Like the Windmill, it has all settings right at your fingertips, and it functions as an extension of our arms. It is very easy to adjust something on the press (according to the job being printed) because she “accepts” any setting. Even wire to hold up a few pieces of barnates tape for roller height adjustment. It is not widely used in Brazil. Some graphic design/print shops rarely use it for die cuts, but I have never seen anyone use it here to print other projects.
When I started looking for a machine to work with letterpress printing, I visited many old printers wondering where they had left their old equipment, and it was on one of these visits I met an experienced operator/printer who worked during the height of Minerva Catu. He had kept one of them in his garage.

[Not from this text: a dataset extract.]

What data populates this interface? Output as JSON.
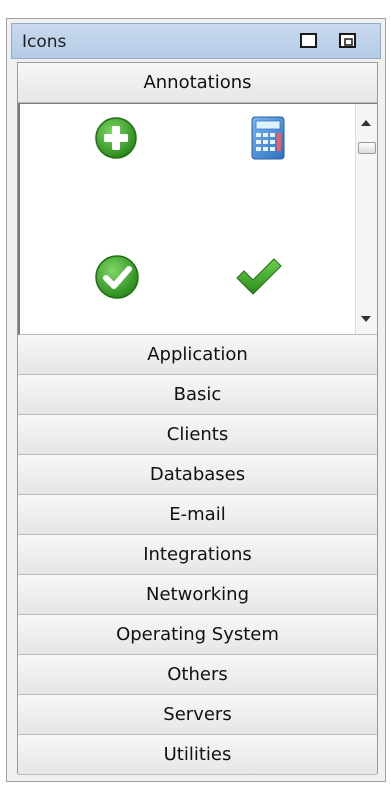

Since he had retired and no longer operated the machine, I bought it from him and now she has won a special place at our shop.
Corby – Singapore – Papypress Our press is a Super Ace on the machine with serial number 3361 on it. The labels are all in Japanese, and it’s an 8” x 10” Platen. Is this machine good? Not really, it has quite a few silly features that I haven’t quite figured out yet actually.
This is the ink fountain.The knobs, as you would already know, control the flow of ink. However this is not a cylinder inking plate. It is an ink plate that rotates like an Adana. That means I can’t play with colors like one would do on a Vandercook. So why have knobs? Looks cool though.
This flywheel is like the tiniest thing I have ever seen. No bigger than 10” in diameter.
Sometimes when I want to print with a heavier depression the platen jams up and I would have to give it a manual push. But once you get the hang of it you’ll know what to do. Nonetheless it’s a nice “semi-automatic” machine to have around and not as bulky as a C&P. We use if for smaller cards that have images really close to the edge. By hand feeding, I can minimize gauge pin space.
Once we were at an old print shop looking for wooden stools to use in the studio (these type of wooden stools are always found in old print shops in Asia). In the corner of the shop I first saw the inking plate in the corner, when I asked if the machine was still around he pulled the cloth off and showed it to me. He said why would I want something like that? Why not buy a digital machine? Best deal I ever made.
Presses like these were common in our region, the more common ones were even more block looking. Space was always an issue in Singapore, and these machines were built with big motors and smaller flywheels. I guess deep impressions only came much later and it would have worked perfectly for “kiss” printing.
If you have a unique printing press you’d like to share & gush about, join in on the conversation and post it in our comments section!